But before he could go on the driver slammed the brakes. In front of their car three boys had jumped from behind parked cars blocking the road with their bodies. The driver tried to reverse but the boys ran up on the car waving pistols in the windows. Quickly quickly phones quickly. The American emptied his pocket which contained his passport he said my passport please my passport can I have it back. The one pointing his pistol at the American said (in Spanish) your phone quickly and I will give your passport. Quickly quickly. Your phone quickly and I will return your passport. This boy was the youngest no older than twelve and nervous and didn’t even check the American’s back pocket for his empty wallet. He snatched the American’s phone while trying to placate him saying I will give your passport but quickly your phone quickly—
The boys sprinted off behind the car and around the corner. It had only been a halfminute.
In the backseat the American and the Dutchman took inventory of what they had lost. They were shocked. Their quiet evening full of noise had been shattered. The car juddered again to life and apartment buildings marched by the windows.
But first the American giggled and then so did the Dutchman and when the driver edged them back to the entrance to their hostel both of them were shaking with laughter. In their lockers they kept pesos. They could try again at getting really drunk.
Do we need to pay the driver?
The Dutchman roared he is already paid from my phone! And they broke back into laughter.
Your brand was Huawei the American asked? Maybe I’ll go phoneshopping tomorrow. . . .
But the sex appeal of the Samsung! How can you have anything else? . . .
The tourists left the car and went into their hostel. The driver sat out front a few minutes collecting his thoughts while the engine idled. Maybe he could ask his brother for a loan—but he had to stop that nasty thinking. His heart beating too fast. It was just bad luck. If only he could get back to work because a man needed to work for his leisure. He had gone all his life slower than his brothers but it had never stopped him from slamming into that luck of his. Of course his brother would help him again—but there he was going again. It was just bad luck.

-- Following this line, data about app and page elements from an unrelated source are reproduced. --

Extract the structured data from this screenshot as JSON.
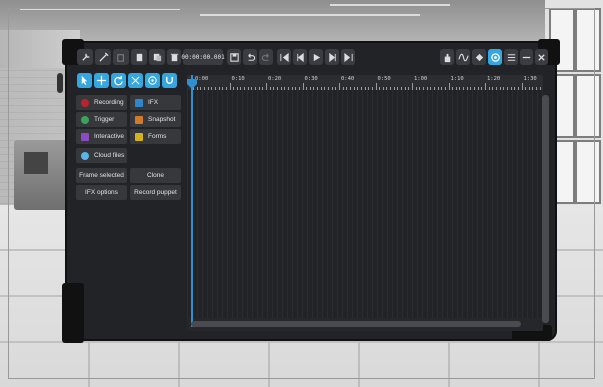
{
  "toolbar": {
    "timecode": "00:00:00.001",
    "left_icons": [
      "wrench-icon",
      "settings-tool-icon",
      "copy-icon",
      "paste-icon",
      "page-icon",
      "trash-icon"
    ],
    "transport_icons": [
      "save-icon",
      "undo-icon",
      "redo-icon",
      "skip-to-start-icon",
      "step-back-icon",
      "play-icon",
      "step-forward-icon",
      "skip-to-end-icon"
    ],
    "right_icons": [
      "hand-icon",
      "curve-icon",
      "keyframe-icon",
      "record-target-icon",
      "menu-icon",
      "minimize-icon",
      "close-icon"
    ],
    "tool_icons": [
      "select-arrow-icon",
      "move-icon",
      "rotate-icon",
      "scale-icon",
      "orbit-icon",
      "magnet-icon"
    ]
  },
  "panel": {
    "recording": "Recording",
    "ifx": "IFX",
    "trigger": "Trigger",
    "snapshot": "Snapshot",
    "interactive": "Interactive",
    "forms": "Forms",
    "cloud_files": "Cloud files",
    "frame_selected": "Frame selected",
    "clone": "Clone",
    "ifx_options": "IFX options",
    "record_puppet": "Record puppet"
  },
  "timeline": {
    "labels": [
      "0:00",
      "0:10",
      "0:20",
      "0:30",
      "0:40",
      "0:50",
      "1:00",
      "1:10",
      "1:20",
      "1:30"
    ]
  },
  "colors": {
    "accent": "#34a7e0",
    "panel_bg": "#222326",
    "button_bg": "#37383c"
  }
}
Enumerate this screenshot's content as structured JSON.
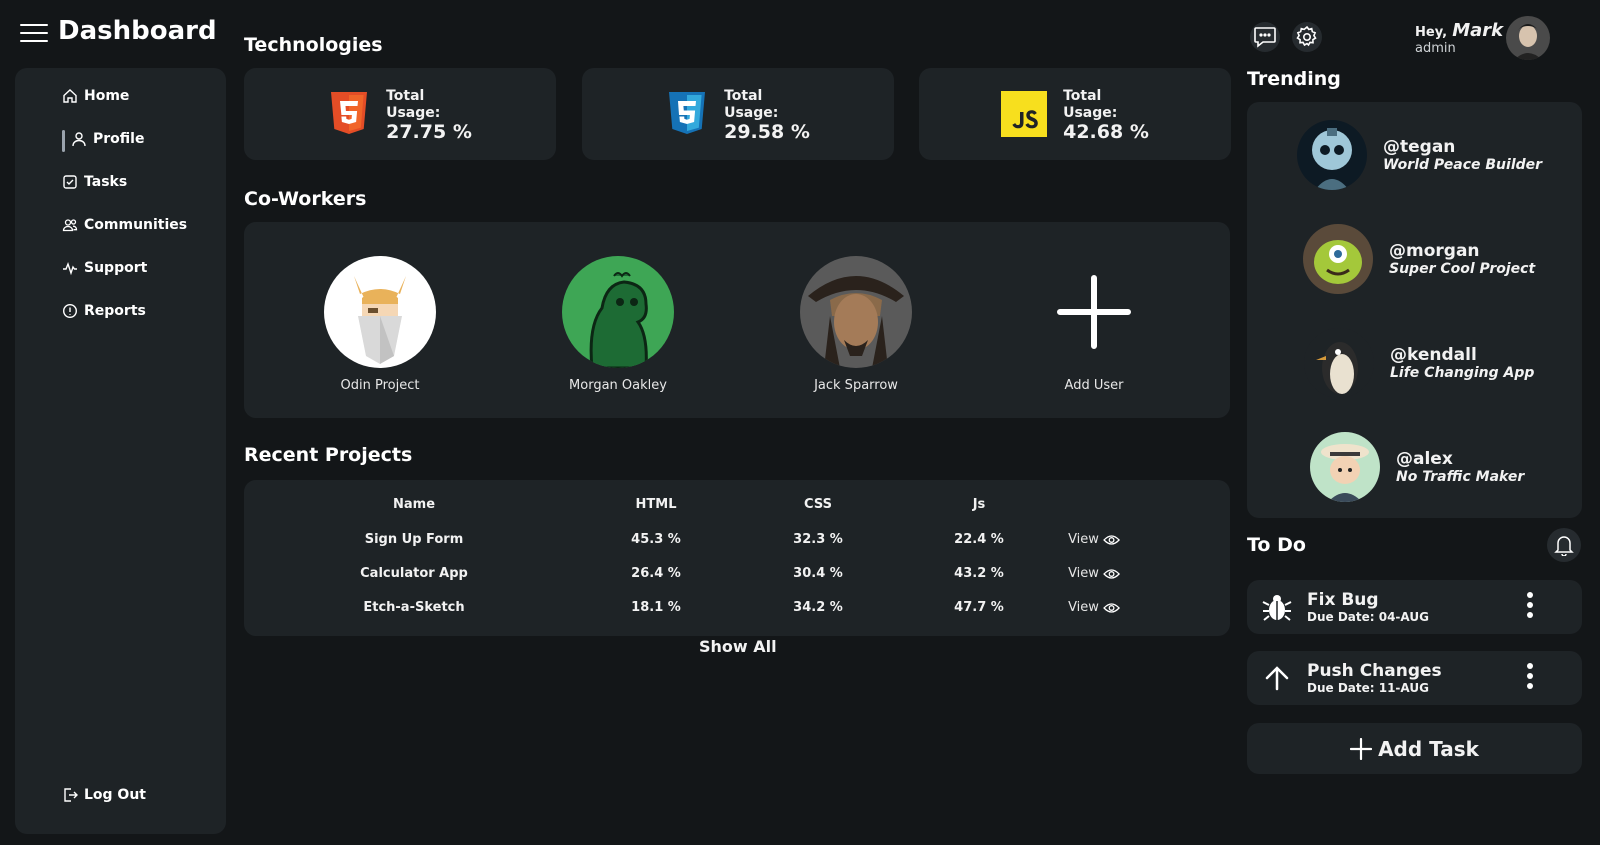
{
  "header": {
    "title": "Dashboard"
  },
  "sidebar": {
    "items": [
      {
        "label": "Home",
        "icon": "home-icon"
      },
      {
        "label": "Profile",
        "icon": "user-icon"
      },
      {
        "label": "Tasks",
        "icon": "checkbox-icon"
      },
      {
        "label": "Communities",
        "icon": "users-icon"
      },
      {
        "label": "Support",
        "icon": "pulse-icon"
      },
      {
        "label": "Reports",
        "icon": "alert-circle-icon"
      }
    ],
    "logout": "Log Out"
  },
  "technologies": {
    "title": "Technologies",
    "cards": [
      {
        "label": "Total Usage:",
        "value": "27.75 %",
        "icon": "html5-icon",
        "color": "#e44d26"
      },
      {
        "label": "Total Usage:",
        "value": "29.58 %",
        "icon": "css3-icon",
        "color": "#2f8bd7"
      },
      {
        "label": "Total Usage:",
        "value": "42.68 %",
        "icon": "javascript-icon",
        "color": "#f7df1e"
      }
    ]
  },
  "coworkers": {
    "title": "Co-Workers",
    "people": [
      {
        "name": "Odin Project"
      },
      {
        "name": "Morgan Oakley"
      },
      {
        "name": "Jack Sparrow"
      }
    ],
    "add_label": "Add User"
  },
  "projects": {
    "title": "Recent Projects",
    "columns": [
      "Name",
      "HTML",
      "CSS",
      "Js"
    ],
    "rows": [
      {
        "name": "Sign Up Form",
        "html": "45.3 %",
        "css": "32.3 %",
        "js": "22.4 %",
        "action": "View"
      },
      {
        "name": "Calculator App",
        "html": "26.4 %",
        "css": "30.4 %",
        "js": "43.2 %",
        "action": "View"
      },
      {
        "name": "Etch-a-Sketch",
        "html": "18.1 %",
        "css": "34.2 %",
        "js": "47.7 %",
        "action": "View"
      }
    ],
    "show_all": "Show All"
  },
  "user": {
    "greeting": "Hey,",
    "name": "Mark",
    "role": "admin"
  },
  "trending": {
    "title": "Trending",
    "items": [
      {
        "handle": "@tegan",
        "project": "World Peace Builder"
      },
      {
        "handle": "@morgan",
        "project": "Super Cool Project"
      },
      {
        "handle": "@kendall",
        "project": "Life Changing App"
      },
      {
        "handle": "@alex",
        "project": "No Traffic Maker"
      }
    ]
  },
  "todo": {
    "title": "To Do",
    "items": [
      {
        "title": "Fix Bug",
        "due": "Due Date: 04-AUG",
        "icon": "bug-icon"
      },
      {
        "title": "Push Changes",
        "due": "Due Date: 11-AUG",
        "icon": "arrow-up-icon"
      }
    ],
    "add_label": "Add Task"
  },
  "colors": {
    "background": "#131618",
    "panel": "#1e2326",
    "text": "#ffffff"
  }
}
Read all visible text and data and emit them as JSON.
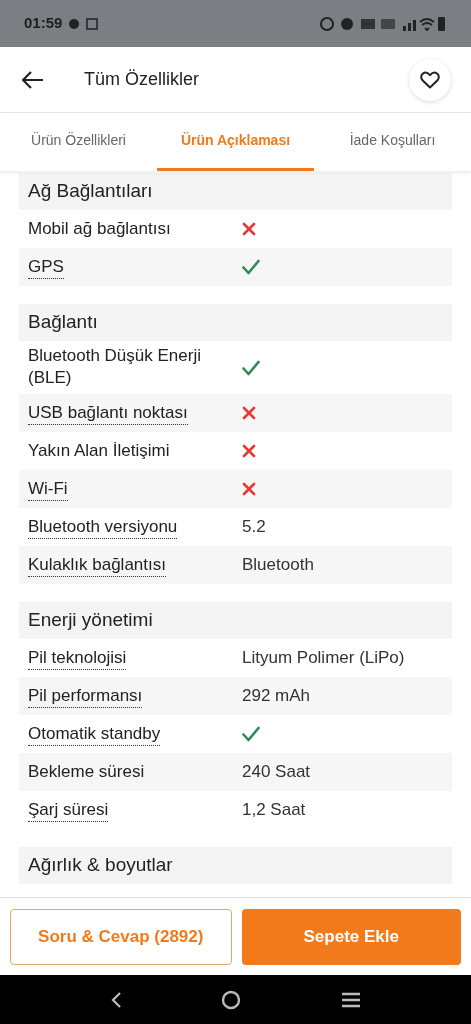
{
  "status_bar": {
    "time": "01:59"
  },
  "header": {
    "title": "Tüm Özellikler"
  },
  "tabs": [
    {
      "label": "Ürün Özellikleri",
      "selected": false
    },
    {
      "label": "Ürün Açıklaması",
      "selected": true
    },
    {
      "label": "İade Koşulları",
      "selected": false
    }
  ],
  "sections": [
    {
      "title": "Ağ Bağlantıları",
      "rows": [
        {
          "label": "Mobil ağ bağlantısı",
          "dotted": false,
          "kind": "no"
        },
        {
          "label": "GPS",
          "dotted": true,
          "kind": "yes"
        }
      ]
    },
    {
      "title": "Bağlantı",
      "rows": [
        {
          "label": "Bluetooth Düşük Enerji (BLE)",
          "dotted": false,
          "kind": "yes"
        },
        {
          "label": "USB bağlantı noktası",
          "dotted": true,
          "kind": "no"
        },
        {
          "label": "Yakın Alan İletişimi",
          "dotted": false,
          "kind": "no"
        },
        {
          "label": "Wi-Fi",
          "dotted": true,
          "kind": "no"
        },
        {
          "label": "Bluetooth versiyonu",
          "dotted": true,
          "kind": "text",
          "value": "5.2"
        },
        {
          "label": "Kulaklık bağlantısı",
          "dotted": true,
          "kind": "text",
          "value": "Bluetooth"
        }
      ]
    },
    {
      "title": "Enerji yönetimi",
      "rows": [
        {
          "label": "Pil teknolojisi",
          "dotted": true,
          "kind": "text",
          "value": "Lityum Polimer (LiPo)"
        },
        {
          "label": "Pil performansı",
          "dotted": true,
          "kind": "text",
          "value": "292 mAh"
        },
        {
          "label": "Otomatik standby",
          "dotted": true,
          "kind": "yes"
        },
        {
          "label": "Bekleme süresi",
          "dotted": false,
          "kind": "text",
          "value": "240 Saat"
        },
        {
          "label": "Şarj süresi",
          "dotted": true,
          "kind": "text",
          "value": "1,2 Saat"
        }
      ]
    },
    {
      "title": "Ağırlık & boyutlar"
    }
  ],
  "bottom_buttons": [
    {
      "label": "Soru & Cevap (2892)",
      "kind": "outline"
    },
    {
      "label": "Sepete Ekle",
      "kind": "filled"
    }
  ]
}
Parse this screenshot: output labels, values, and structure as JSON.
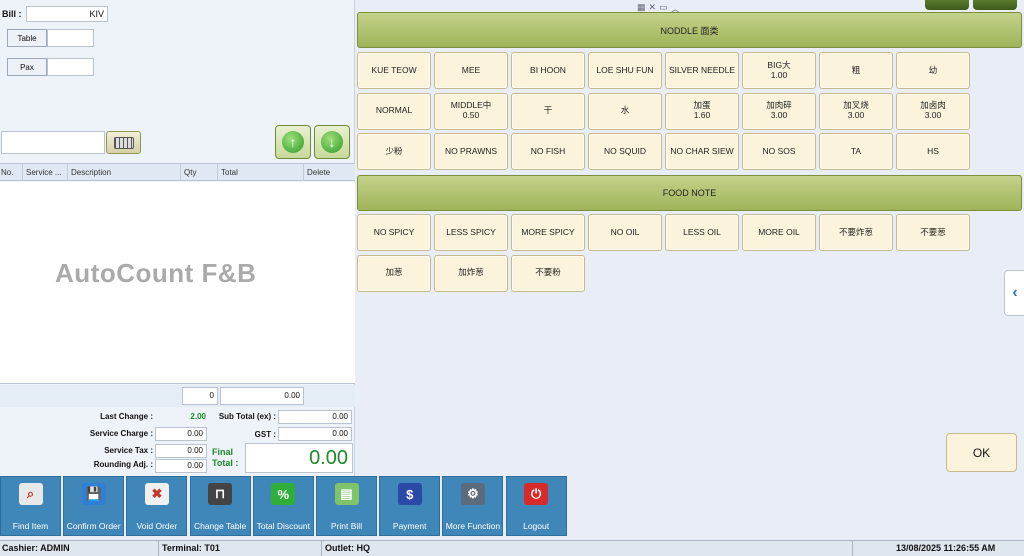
{
  "header": {
    "bill_label": "Bill :",
    "bill_value": "KIV",
    "table_label": "Table",
    "table_value": "",
    "pax_label": "Pax",
    "pax_value": "",
    "search_value": ""
  },
  "grid": {
    "columns": [
      "No.",
      "Service ...",
      "Description",
      "Qty",
      "Total",
      "Delete"
    ],
    "watermark": "AutoCount F&B",
    "qty_total": "0",
    "amount_total": "0.00"
  },
  "summary": {
    "last_change_label": "Last Change :",
    "last_change_value": "2.00",
    "service_charge_label": "Service Charge :",
    "service_charge_value": "0.00",
    "service_tax_label": "Service Tax :",
    "service_tax_value": "0.00",
    "rounding_label": "Rounding Adj. :",
    "rounding_value": "0.00",
    "subtotal_label": "Sub Total (ex) :",
    "subtotal_value": "0.00",
    "gst_label": "GST :",
    "gst_value": "0.00",
    "final_label_1": "Final",
    "final_label_2": "Total :",
    "final_value": "0.00"
  },
  "sections": {
    "noodle_title": "NODDLE 面类",
    "food_note_title": "FOOD NOTE"
  },
  "noodle_rows": [
    [
      {
        "t": "KUE TEOW",
        "p": ""
      },
      {
        "t": "MEE",
        "p": ""
      },
      {
        "t": "BI HOON",
        "p": ""
      },
      {
        "t": "LOE SHU FUN",
        "p": ""
      },
      {
        "t": "SILVER NEEDLE",
        "p": ""
      },
      {
        "t": "BIG大",
        "p": "1.00"
      },
      {
        "t": "粗",
        "p": ""
      },
      {
        "t": "幼",
        "p": ""
      }
    ],
    [
      {
        "t": "NORMAL",
        "p": ""
      },
      {
        "t": "MIDDLE中",
        "p": "0.50"
      },
      {
        "t": "干",
        "p": ""
      },
      {
        "t": "水",
        "p": ""
      },
      {
        "t": "加蛋",
        "p": "1.60"
      },
      {
        "t": "加肉碎",
        "p": "3.00"
      },
      {
        "t": "加叉烧",
        "p": "3.00"
      },
      {
        "t": "加卤肉",
        "p": "3.00"
      }
    ],
    [
      {
        "t": "少粉",
        "p": ""
      },
      {
        "t": "NO PRAWNS",
        "p": ""
      },
      {
        "t": "NO FISH",
        "p": ""
      },
      {
        "t": "NO SQUID",
        "p": ""
      },
      {
        "t": "NO CHAR SIEW",
        "p": ""
      },
      {
        "t": "NO SOS",
        "p": ""
      },
      {
        "t": "TA",
        "p": ""
      },
      {
        "t": "HS",
        "p": ""
      }
    ]
  ],
  "note_rows": [
    [
      {
        "t": "NO SPICY"
      },
      {
        "t": "LESS SPICY"
      },
      {
        "t": "MORE SPICY"
      },
      {
        "t": "NO OIL"
      },
      {
        "t": "LESS OIL"
      },
      {
        "t": "MORE OIL"
      },
      {
        "t": "不要炸葱"
      },
      {
        "t": "不要葱"
      }
    ],
    [
      {
        "t": "加葱"
      },
      {
        "t": "加炸葱"
      },
      {
        "t": "不要粉"
      }
    ]
  ],
  "ok_label": "OK",
  "toolbar": [
    {
      "label": "Find Item",
      "icon": "search-icon",
      "color": "#e8e8e8",
      "glyph": "⌕"
    },
    {
      "label": "Confirm Order",
      "icon": "save-icon",
      "color": "#2f7fd6",
      "glyph": "💾"
    },
    {
      "label": "Void Order",
      "icon": "void-icon",
      "color": "#f0f0f0",
      "glyph": "✖"
    },
    {
      "label": "Change Table",
      "icon": "table-icon",
      "color": "#444444",
      "glyph": "⊓"
    },
    {
      "label": "Total Discount",
      "icon": "percent-icon",
      "color": "#2fae3a",
      "glyph": "%"
    },
    {
      "label": "Print Bill",
      "icon": "printer-icon",
      "color": "#7fc46a",
      "glyph": "▤"
    },
    {
      "label": "Payment",
      "icon": "payment-icon",
      "color": "#2b4aa8",
      "glyph": "$"
    },
    {
      "label": "More Function",
      "icon": "gear-icon",
      "color": "#5a6b7c",
      "glyph": "⚙"
    },
    {
      "label": "Logout",
      "icon": "power-icon",
      "color": "#d62b2b",
      "glyph": "⏻"
    }
  ],
  "status": {
    "cashier": "Cashier: ADMIN",
    "terminal": "Terminal: T01",
    "outlet": "Outlet: HQ",
    "datetime": "13/08/2025 11:26:55 AM"
  }
}
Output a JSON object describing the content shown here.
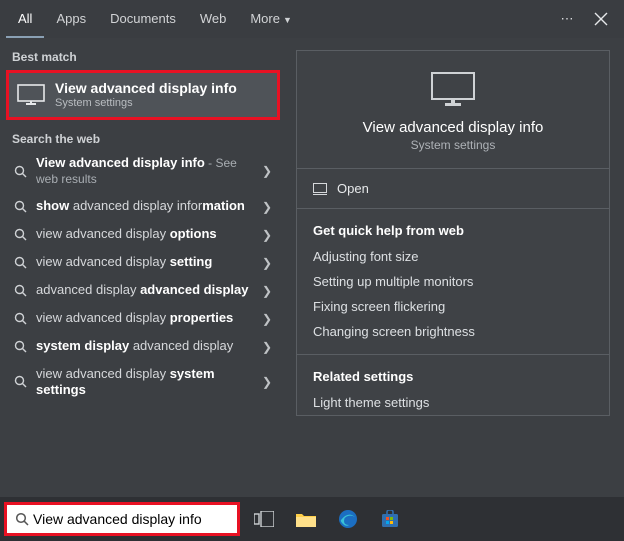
{
  "tabs": {
    "all": "All",
    "apps": "Apps",
    "documents": "Documents",
    "web": "Web",
    "more": "More"
  },
  "left": {
    "best_match_label": "Best match",
    "best_match": {
      "title": "View advanced display info",
      "subtitle": "System settings"
    },
    "search_web_label": "Search the web",
    "web_results": [
      {
        "prefix": "",
        "bold1": "View advanced display info",
        "mid": "",
        "bold2": "",
        "suffix": "",
        "trail": " - See web results"
      },
      {
        "prefix": "",
        "bold1": "show",
        "mid": " advanced display infor",
        "bold2": "mation",
        "suffix": "",
        "trail": ""
      },
      {
        "prefix": "view advanced display ",
        "bold1": "options",
        "mid": "",
        "bold2": "",
        "suffix": "",
        "trail": ""
      },
      {
        "prefix": "view advanced display ",
        "bold1": "setting",
        "mid": "",
        "bold2": "",
        "suffix": "",
        "trail": ""
      },
      {
        "prefix": "advanced display ",
        "bold1": "advanced display",
        "mid": "",
        "bold2": "",
        "suffix": "",
        "trail": ""
      },
      {
        "prefix": "view advanced display ",
        "bold1": "properties",
        "mid": "",
        "bold2": "",
        "suffix": "",
        "trail": ""
      },
      {
        "prefix": "",
        "bold1": "system display",
        "mid": " advanced display",
        "bold2": "",
        "suffix": "",
        "trail": ""
      },
      {
        "prefix": "view advanced display ",
        "bold1": "system settings",
        "mid": "",
        "bold2": "",
        "suffix": "",
        "trail": ""
      }
    ]
  },
  "preview": {
    "title": "View advanced display info",
    "subtitle": "System settings",
    "open_label": "Open",
    "quick_help_label": "Get quick help from web",
    "quick_links": [
      "Adjusting font size",
      "Setting up multiple monitors",
      "Fixing screen flickering",
      "Changing screen brightness"
    ],
    "related_label": "Related settings",
    "related_links": [
      "Light theme settings"
    ]
  },
  "searchbox": {
    "value": "View advanced display info"
  }
}
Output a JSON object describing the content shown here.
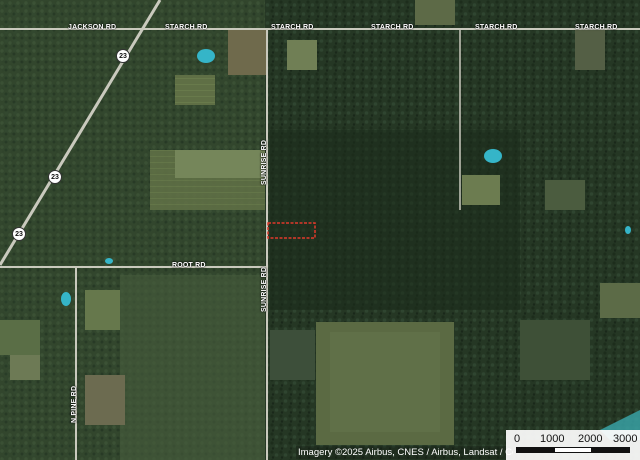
{
  "map": {
    "road_labels": {
      "jackson": "JACKSON RD",
      "starch_1": "STARCH RD",
      "starch_2": "STARCH RD",
      "starch_3": "STARCH RD",
      "starch_4": "STARCH RD",
      "starch_5": "STARCH RD",
      "sunrise_1": "SUNRISE RD",
      "sunrise_2": "SUNRISE RD",
      "root": "ROOT RD",
      "n_pine": "N PINE RD"
    },
    "route_shields": [
      "23",
      "23",
      "23"
    ],
    "attribution": "Imagery ©2025 Airbus, CNES / Airbus, Landsat / Copernicus",
    "scale": {
      "labels": [
        "0",
        "1000",
        "2000",
        "3000"
      ]
    },
    "colors": {
      "forest_dark": "#243523",
      "field": "#6b7a4e",
      "water": "#35b5c8",
      "parcel_outline": "#e0392b",
      "road": "#c9c9bd"
    }
  }
}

The taxi crawled back onto the paseo. The driver had to watch out for police. He could not afford to be stopped.
Josh Boardman is from Michigan. He is the author of the chapbook ‘Plantain’ (West Vine Press, 2018) and conducted the Latin translation project ‘We, Romans’ (2015). His stories have appeared or are forthcoming in journals such as New York Tyrant, BULL, Maudlin House, and Volume 1 Brooklyn. He lives in Brooklyn, New York, where he is working on his first novel and a collection of stories.